● **WORK INSTRUCTION**
Exactly as written, print every line of the listing below and omit its pictures.
_____
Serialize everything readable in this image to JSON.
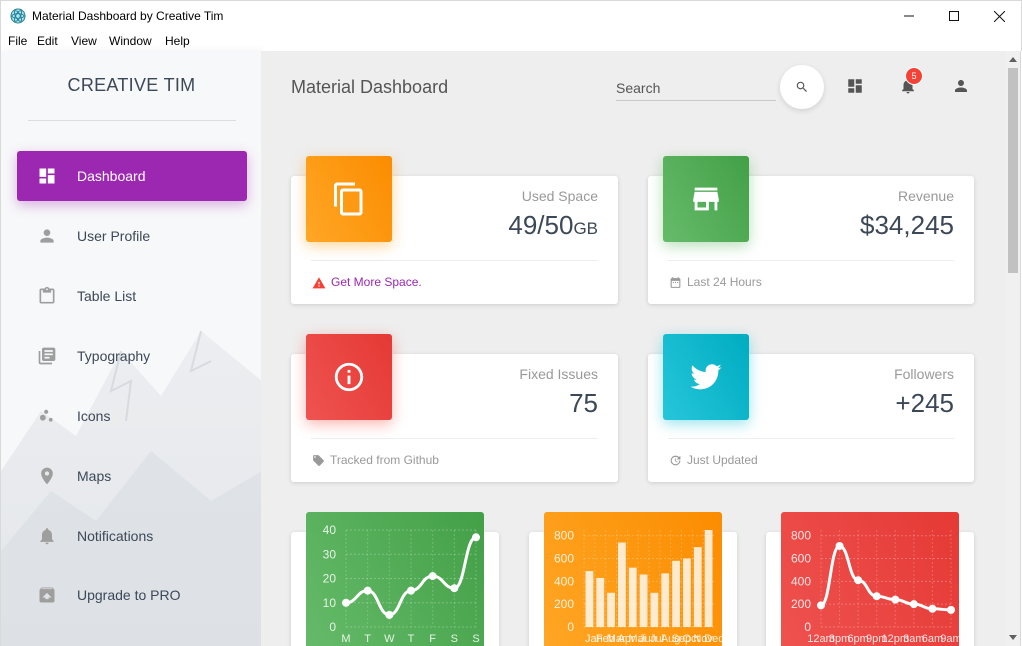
{
  "window": {
    "title": "Material Dashboard by Creative Tim"
  },
  "menu": [
    "File",
    "Edit",
    "View",
    "Window",
    "Help"
  ],
  "sidebar": {
    "brand": "CREATIVE TIM",
    "items": [
      {
        "label": "Dashboard",
        "icon": "dashboard-icon",
        "active": true
      },
      {
        "label": "User Profile",
        "icon": "person-icon"
      },
      {
        "label": "Table List",
        "icon": "clipboard-icon"
      },
      {
        "label": "Typography",
        "icon": "library-books-icon"
      },
      {
        "label": "Icons",
        "icon": "bubble-chart-icon"
      },
      {
        "label": "Maps",
        "icon": "location-icon"
      },
      {
        "label": "Notifications",
        "icon": "bell-icon"
      },
      {
        "label": "Upgrade to PRO",
        "icon": "unarchive-icon"
      }
    ]
  },
  "header": {
    "title": "Material Dashboard",
    "search_placeholder": "Search",
    "notification_count": "5"
  },
  "stats": [
    {
      "category": "Used Space",
      "value": "49/50",
      "unit": "GB",
      "footer": "Get More Space.",
      "icon": "content-copy-icon",
      "color": "#ff9800"
    },
    {
      "category": "Revenue",
      "value": "$34,245",
      "footer": "Last 24 Hours",
      "icon": "store-icon",
      "color": "#4caf50"
    },
    {
      "category": "Fixed Issues",
      "value": "75",
      "footer": "Tracked from Github",
      "icon": "info-outline-icon",
      "color": "#f44336"
    },
    {
      "category": "Followers",
      "value": "+245",
      "footer": "Just Updated",
      "icon": "twitter-icon",
      "color": "#00bcd4"
    }
  ],
  "chart_data": [
    {
      "type": "line",
      "color": "#4caf50",
      "categories": [
        "M",
        "T",
        "W",
        "T",
        "F",
        "S",
        "S"
      ],
      "values": [
        10,
        15,
        5,
        15,
        21,
        16,
        37
      ],
      "ylim": [
        0,
        40
      ],
      "yticks": [
        0,
        10,
        20,
        30,
        40
      ],
      "grid": true
    },
    {
      "type": "bar",
      "color": "#ff9800",
      "categories": [
        "Jan",
        "Feb",
        "Mar",
        "Apr",
        "Mai",
        "Jun",
        "Jul",
        "Aug",
        "Sep",
        "Oct",
        "Nov",
        "Dec"
      ],
      "values": [
        490,
        430,
        300,
        740,
        520,
        460,
        300,
        470,
        580,
        600,
        700,
        850
      ],
      "ylim": [
        0,
        850
      ],
      "yticks": [
        0,
        200,
        400,
        600,
        800
      ],
      "grid": true
    },
    {
      "type": "line",
      "color": "#f44336",
      "categories": [
        "12am",
        "3pm",
        "6pm",
        "9pm",
        "12pm",
        "3am",
        "6am",
        "9am"
      ],
      "values": [
        190,
        710,
        410,
        270,
        240,
        200,
        160,
        150
      ],
      "ylim": [
        0,
        850
      ],
      "yticks": [
        0,
        200,
        400,
        600,
        800
      ],
      "grid": true
    }
  ]
}
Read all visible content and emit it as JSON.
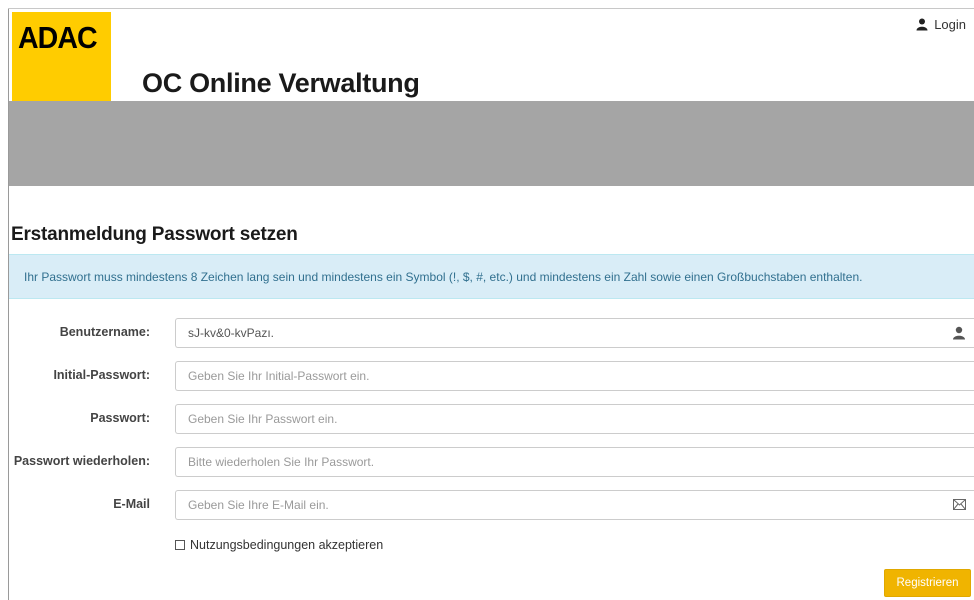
{
  "header": {
    "logo_text": "ADAC",
    "app_title": "OC Online Verwaltung",
    "login_label": "Login",
    "brand_color": "#ffcc00"
  },
  "form": {
    "heading": "Erstanmeldung Passwort setzen",
    "info_text": "Ihr Passwort muss mindestens 8 Zeichen lang sein und mindestens ein Symbol (!, $, #, etc.) und mindestens ein Zahl sowie einen Großbuchstaben enthalten.",
    "fields": [
      {
        "label": "Benutzername:",
        "value": "sJ-kv&0-kvPazı.",
        "placeholder": "",
        "icon": "user-icon"
      },
      {
        "label": "Initial-Passwort:",
        "value": "",
        "placeholder": "Geben Sie Ihr Initial-Passwort ein.",
        "icon": ""
      },
      {
        "label": "Passwort:",
        "value": "",
        "placeholder": "Geben Sie Ihr Passwort ein.",
        "icon": ""
      },
      {
        "label": "Passwort wiederholen:",
        "value": "",
        "placeholder": "Bitte wiederholen Sie Ihr Passwort.",
        "icon": ""
      },
      {
        "label": "E-Mail",
        "value": "",
        "placeholder": "Geben Sie Ihre E-Mail ein.",
        "icon": "envelope-icon"
      }
    ],
    "terms_label": "Nutzungsbedingungen akzeptieren",
    "terms_checked": false,
    "submit_label": "Registrieren",
    "submit_color": "#f0b400"
  }
}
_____
● **COMPLETED EXERCISE**
Serialize everything readable in this image to JSON.
{
  "window": {
    "title": "Material Dashboard by Creative Tim"
  },
  "menu": [
    "File",
    "Edit",
    "View",
    "Window",
    "Help"
  ],
  "sidebar": {
    "brand": "CREATIVE TIM",
    "items": [
      {
        "label": "Dashboard",
        "icon": "dashboard-icon",
        "active": true
      },
      {
        "label": "User Profile",
        "icon": "person-icon"
      },
      {
        "label": "Table List",
        "icon": "clipboard-icon"
      },
      {
        "label": "Typography",
        "icon": "library-books-icon"
      },
      {
        "label": "Icons",
        "icon": "bubble-chart-icon"
      },
      {
        "label": "Maps",
        "icon": "location-icon"
      },
      {
        "label": "Notifications",
        "icon": "bell-icon"
      },
      {
        "label": "Upgrade to PRO",
        "icon": "unarchive-icon"
      }
    ]
  },
  "header": {
    "title": "Material Dashboard",
    "search_placeholder": "Search",
    "notification_count": "5"
  },
  "stats": [
    {
      "category": "Used Space",
      "value": "49/50",
      "unit": "GB",
      "footer": "Get More Space.",
      "icon": "content-copy-icon",
      "color": "#ff9800"
    },
    {
      "category": "Revenue",
      "value": "$34,245",
      "footer": "Last 24 Hours",
      "icon": "store-icon",
      "color": "#4caf50"
    },
    {
      "category": "Fixed Issues",
      "value": "75",
      "footer": "Tracked from Github",
      "icon": "info-outline-icon",
      "color": "#f44336"
    },
    {
      "category": "Followers",
      "value": "+245",
      "footer": "Just Updated",
      "icon": "twitter-icon",
      "color": "#00bcd4"
    }
  ],
  "chart_data": [
    {
      "type": "line",
      "color": "#4caf50",
      "categories": [
        "M",
        "T",
        "W",
        "T",
        "F",
        "S",
        "S"
      ],
      "values": [
        10,
        15,
        5,
        15,
        21,
        16,
        37
      ],
      "ylim": [
        0,
        40
      ],
      "yticks": [
        0,
        10,
        20,
        30,
        40
      ],
      "grid": true
    },
    {
      "type": "bar",
      "color": "#ff9800",
      "categories": [
        "Jan",
        "Feb",
        "Mar",
        "Apr",
        "Mai",
        "Jun",
        "Jul",
        "Aug",
        "Sep",
        "Oct",
        "Nov",
        "Dec"
      ],
      "values": [
        490,
        430,
        300,
        740,
        520,
        460,
        300,
        470,
        580,
        600,
        700,
        850
      ],
      "ylim": [
        0,
        850
      ],
      "yticks": [
        0,
        200,
        400,
        600,
        800
      ],
      "grid": true
    },
    {
      "type": "line",
      "color": "#f44336",
      "categories": [
        "12am",
        "3pm",
        "6pm",
        "9pm",
        "12pm",
        "3am",
        "6am",
        "9am"
      ],
      "values": [
        190,
        710,
        410,
        270,
        240,
        200,
        160,
        150
      ],
      "ylim": [
        0,
        850
      ],
      "yticks": [
        0,
        200,
        400,
        600,
        800
      ],
      "grid": true
    }
  ]
}
Read all visible content and emit it as JSON.
{
  "header": {
    "logo_text": "ADAC",
    "app_title": "OC Online Verwaltung",
    "login_label": "Login",
    "brand_color": "#ffcc00"
  },
  "form": {
    "heading": "Erstanmeldung Passwort setzen",
    "info_text": "Ihr Passwort muss mindestens 8 Zeichen lang sein und mindestens ein Symbol (!, $, #, etc.) und mindestens ein Zahl sowie einen Großbuchstaben enthalten.",
    "fields": [
      {
        "label": "Benutzername:",
        "value": "sJ-kv&0-kvPazı.",
        "placeholder": "",
        "icon": "user-icon"
      },
      {
        "label": "Initial-Passwort:",
        "value": "",
        "placeholder": "Geben Sie Ihr Initial-Passwort ein.",
        "icon": ""
      },
      {
        "label": "Passwort:",
        "value": "",
        "placeholder": "Geben Sie Ihr Passwort ein.",
        "icon": ""
      },
      {
        "label": "Passwort wiederholen:",
        "value": "",
        "placeholder": "Bitte wiederholen Sie Ihr Passwort.",
        "icon": ""
      },
      {
        "label": "E-Mail",
        "value": "",
        "placeholder": "Geben Sie Ihre E-Mail ein.",
        "icon": "envelope-icon"
      }
    ],
    "terms_label": "Nutzungsbedingungen akzeptieren",
    "terms_checked": false,
    "submit_label": "Registrieren",
    "submit_color": "#f0b400"
  }
}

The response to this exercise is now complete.